Data:
********************

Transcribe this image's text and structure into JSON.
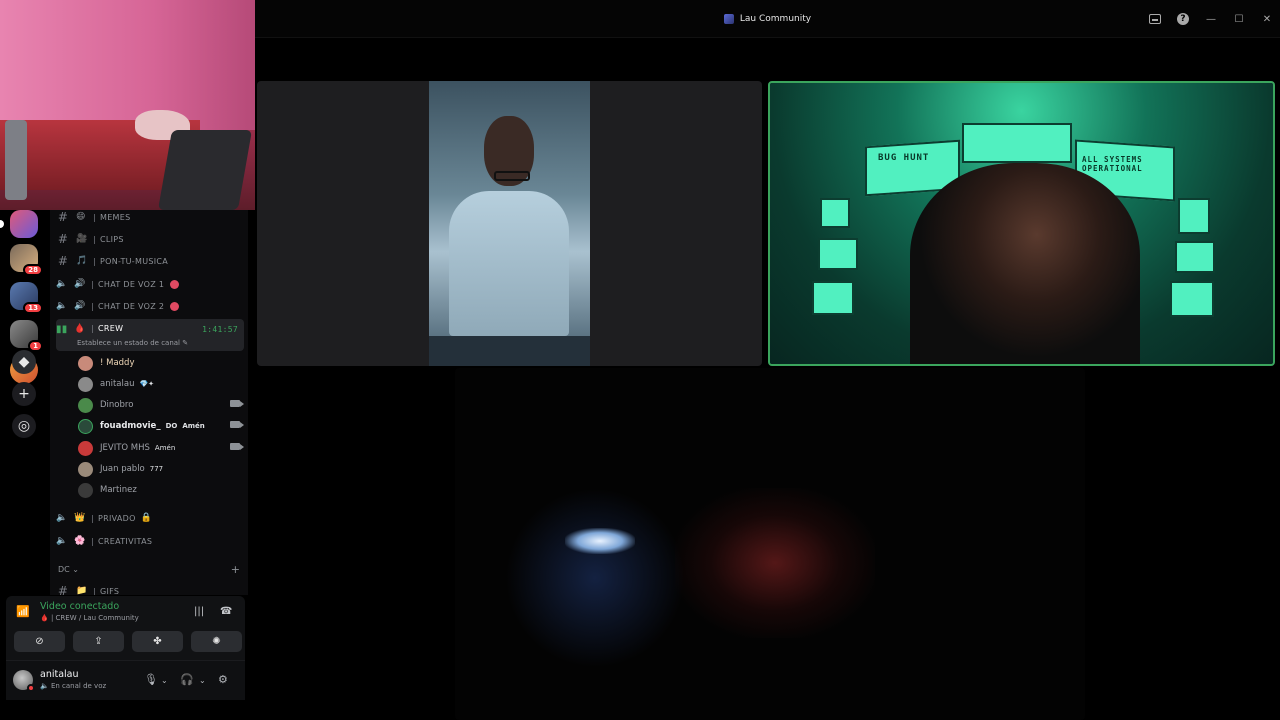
{
  "window": {
    "title": "Lau Community"
  },
  "guilds": [
    {
      "name": "guild-1",
      "badge": ""
    },
    {
      "name": "guild-2",
      "badge": "28"
    },
    {
      "name": "guild-3",
      "badge": "13"
    },
    {
      "name": "guild-4",
      "badge": "1"
    },
    {
      "name": "guild-5",
      "badge": ""
    }
  ],
  "channels": [
    {
      "type": "text",
      "emoji": "😄",
      "name": "MEMES"
    },
    {
      "type": "text",
      "emoji": "🎥",
      "name": "CLIPS"
    },
    {
      "type": "text",
      "emoji": "🎵",
      "name": "PON-TU-MUSICA"
    },
    {
      "type": "voice",
      "emoji": "🔊",
      "name": "CHAT DE VOZ 1"
    },
    {
      "type": "voice",
      "emoji": "🔊",
      "name": "CHAT DE VOZ 2"
    }
  ],
  "active_channel": {
    "emoji": "🩸",
    "name": "CREW",
    "timer": "1:41:57",
    "status": "Establece un estado de canal"
  },
  "voice_users": [
    {
      "name": "! Maddy",
      "tag": "",
      "tag2": "",
      "camera": false
    },
    {
      "name": "anitalau",
      "tag": "💎✦",
      "tag2": "",
      "camera": false
    },
    {
      "name": "Dinobro",
      "tag": "",
      "tag2": "",
      "camera": true
    },
    {
      "name": "fouadmovie_",
      "tag": "DO",
      "tag2": "Amén",
      "camera": true
    },
    {
      "name": "JEVITO MHS",
      "tag": "Amén",
      "tag2": "",
      "camera": true
    },
    {
      "name": "Juan pablo",
      "tag": "777",
      "tag2": "",
      "camera": false
    },
    {
      "name": "Martinez",
      "tag": "",
      "tag2": "",
      "camera": false
    }
  ],
  "more_channels": [
    {
      "type": "voice",
      "emoji": "👑",
      "name": "PRIVADO"
    },
    {
      "type": "voice",
      "emoji": "🌸",
      "name": "CREATIVITAS"
    }
  ],
  "category": {
    "name": "DC",
    "next_channel": "GIFS"
  },
  "voice_panel": {
    "title": "Video conectado",
    "subtitle": "| CREW / Lau Community"
  },
  "user_panel": {
    "username": "anitalau",
    "status": "En canal de voz"
  },
  "tiles": {
    "tile2_panel_a": "BUG HUNT",
    "tile2_panel_b": "ALL SYSTEMS OPERATIONAL"
  },
  "colors": {
    "accent_green": "#3ba55d",
    "badge_red": "#f23f42"
  }
}
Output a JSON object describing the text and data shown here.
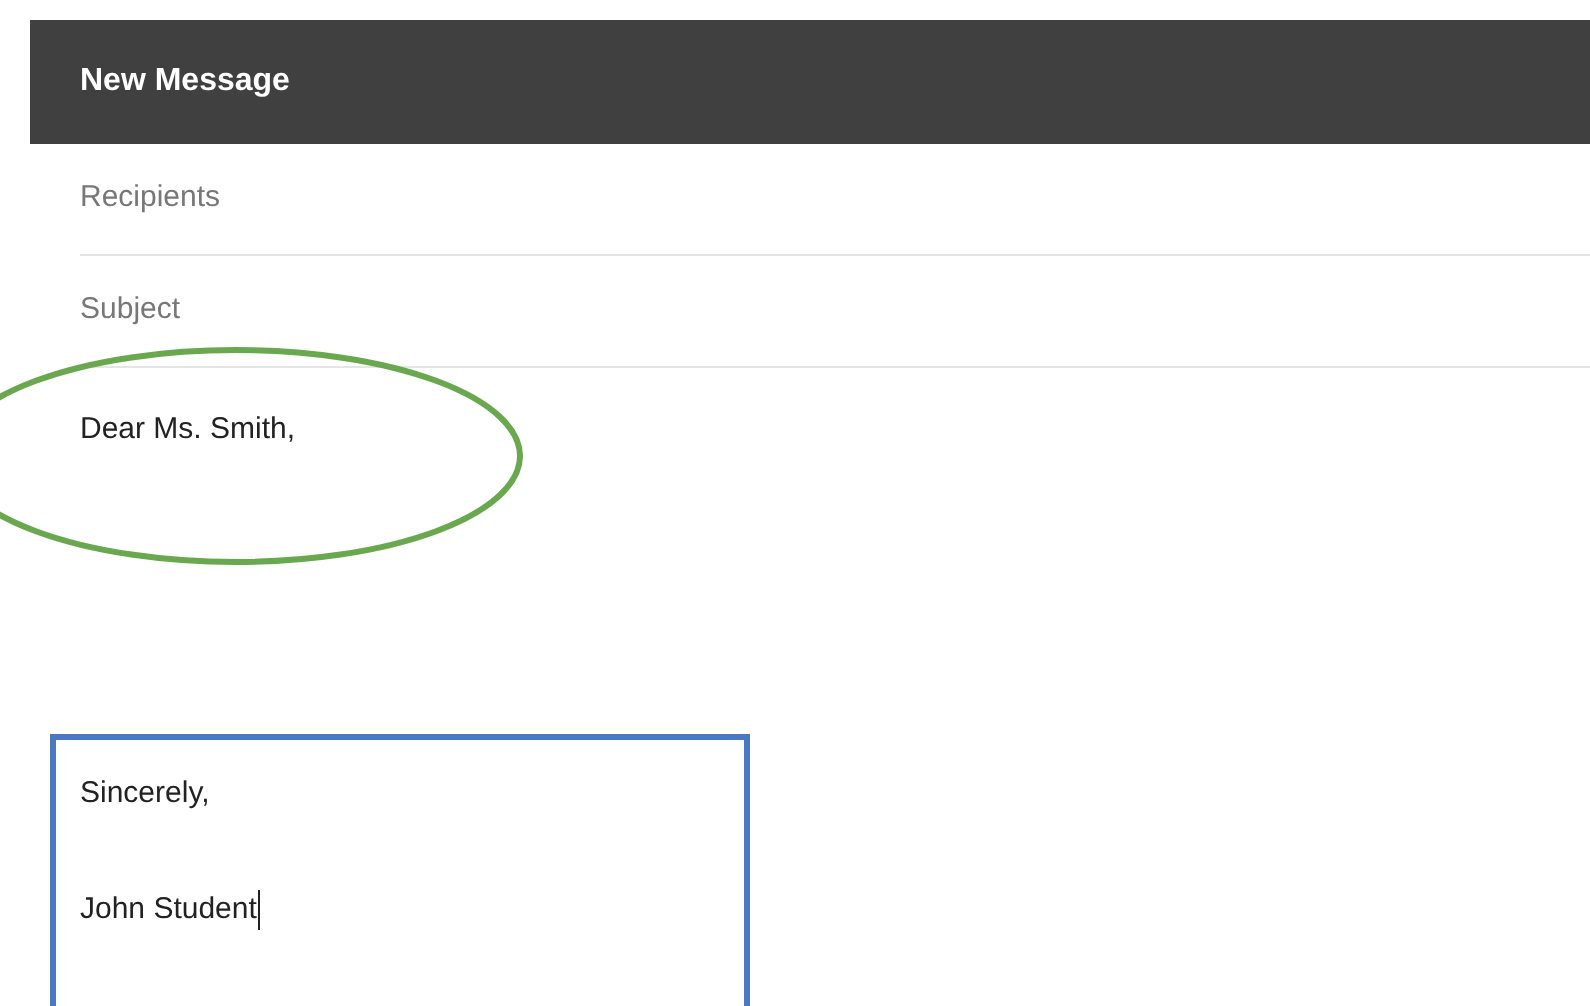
{
  "window": {
    "title": "New Message"
  },
  "fields": [
    {
      "placeholder": "Recipients"
    },
    {
      "placeholder": "Subject"
    }
  ],
  "body": {
    "greeting": "Dear Ms. Smith,",
    "closing": "Sincerely,",
    "signature": "John Student"
  },
  "annotations": [
    {
      "kind": "ellipse",
      "color": "#6aa84f"
    },
    {
      "kind": "rectangle",
      "color": "#4a78c2"
    }
  ]
}
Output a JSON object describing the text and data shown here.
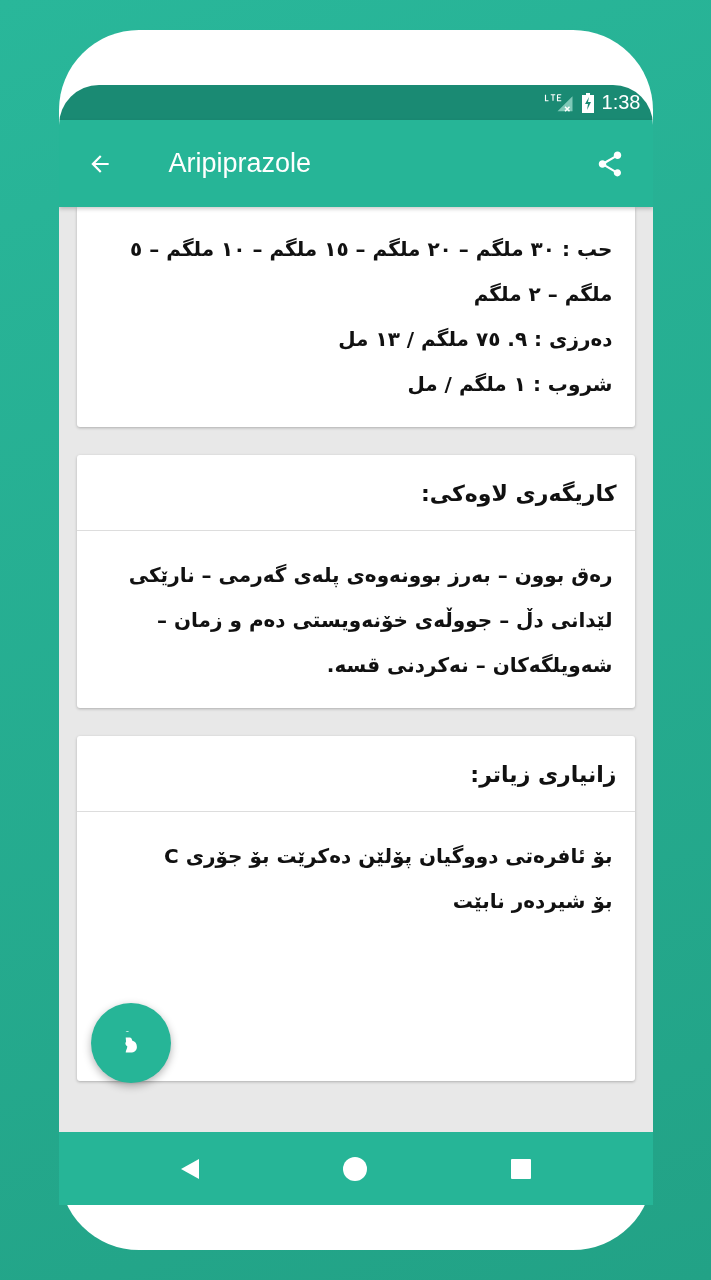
{
  "status_bar": {
    "time": "1:38"
  },
  "app_bar": {
    "title": "Aripiprazole"
  },
  "cards": [
    {
      "lines": [
        "حب : ٣٠ ملگم – ٢٠ ملگم – ١٥ ملگم – ١٠ ملگم – ٥ ملگم – ٢ ملگم",
        "دەرزی : ٩. ٧٥ ملگم / ١٣ مل",
        "شروب : ١ ملگم / مل"
      ]
    },
    {
      "title": "کاریگەری لاوەکی:",
      "lines": [
        "رەق بوون – بەرز بوونەوەی پلەی گەرمی – نارێکی لێدانی دڵ – جووڵەی خۆنەویستی دەم و زمان – شەویلگەکان – نەکردنی قسە."
      ]
    },
    {
      "title": "زانیاری زیاتر:",
      "lines": [
        "بۆ ئافرەتی دووگیان پۆلێن دەکرێت بۆ جۆری C",
        "بۆ شیردەر نابێت"
      ]
    }
  ]
}
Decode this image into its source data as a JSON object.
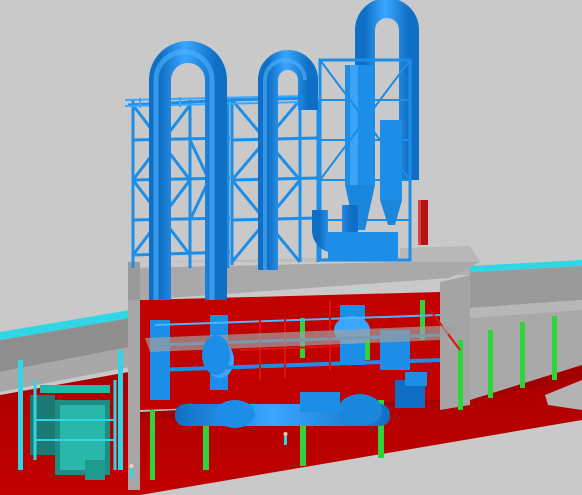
{
  "scene": {
    "colors": {
      "background": "#c9c9c9",
      "steel_blue": "#1c8ee8",
      "steel_blue_dark": "#0f6fc4",
      "steel_blue_light": "#4fb3ff",
      "floor_grey": "#9d9d9d",
      "floor_grey_light": "#b5b5b5",
      "floor_grey_dark": "#808080",
      "wall_red": "#b30000",
      "column_green": "#2fd43a",
      "equipment_teal": "#23b8a8",
      "cyan_edge": "#2fd6e6",
      "stack_red": "#b51313",
      "pipe_red": "#e01010"
    },
    "objects": [
      "loop-pipe-left",
      "loop-pipe-middle",
      "loop-pipe-right",
      "cyclone-tower",
      "steel-frame-left",
      "steel-frame-middle",
      "upper-floor-slab",
      "lower-floor-slab",
      "ground-red-floor",
      "green-columns",
      "horizontal-dryer-drum",
      "teal-equipment-left",
      "red-stack",
      "side-platforms"
    ]
  }
}
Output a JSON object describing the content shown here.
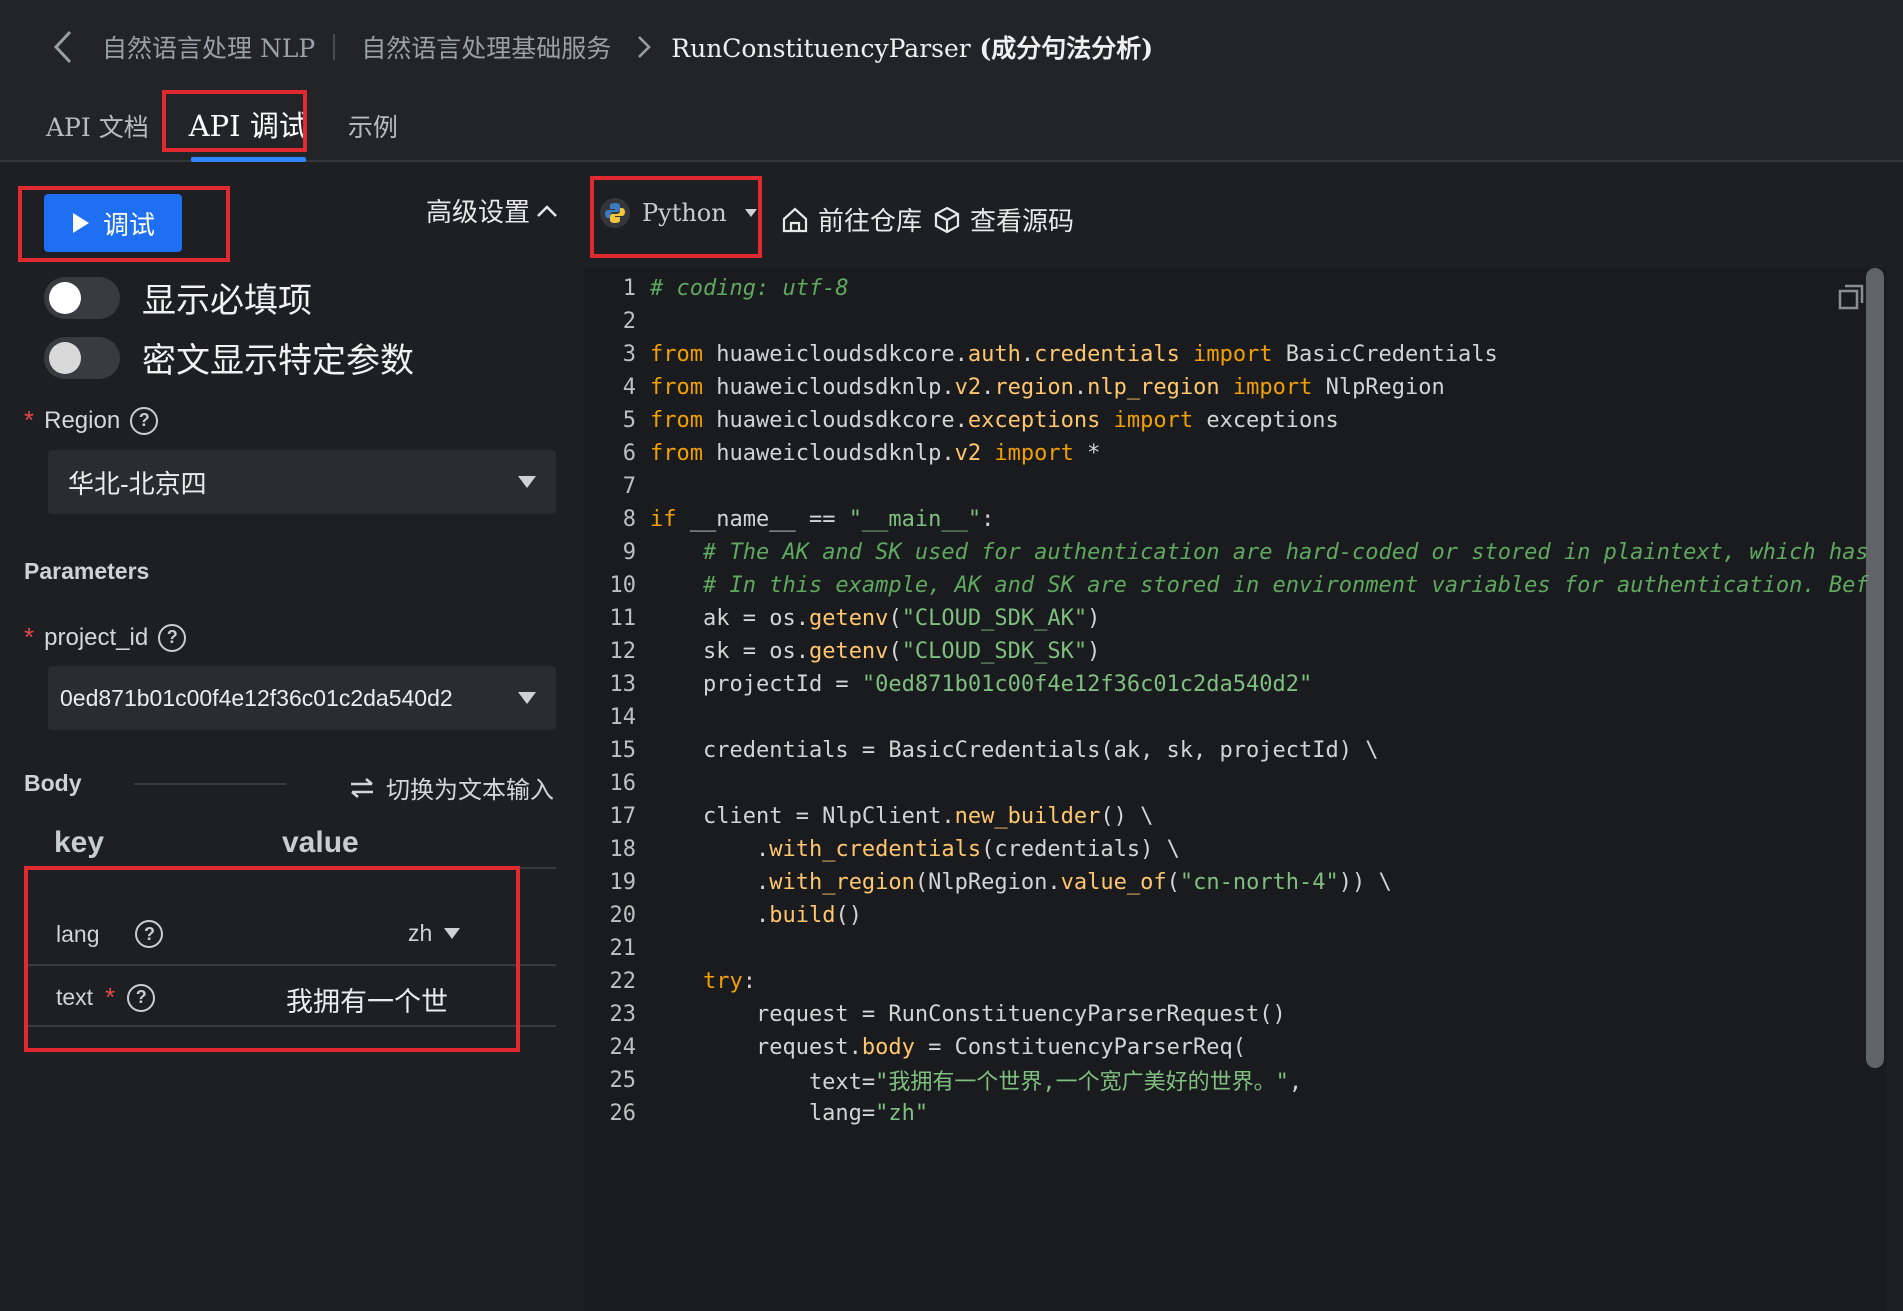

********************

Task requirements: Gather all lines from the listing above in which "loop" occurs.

Response to this exercise:
      "loop-pipe-left",
      "loop-pipe-middle",
      "loop-pipe-right",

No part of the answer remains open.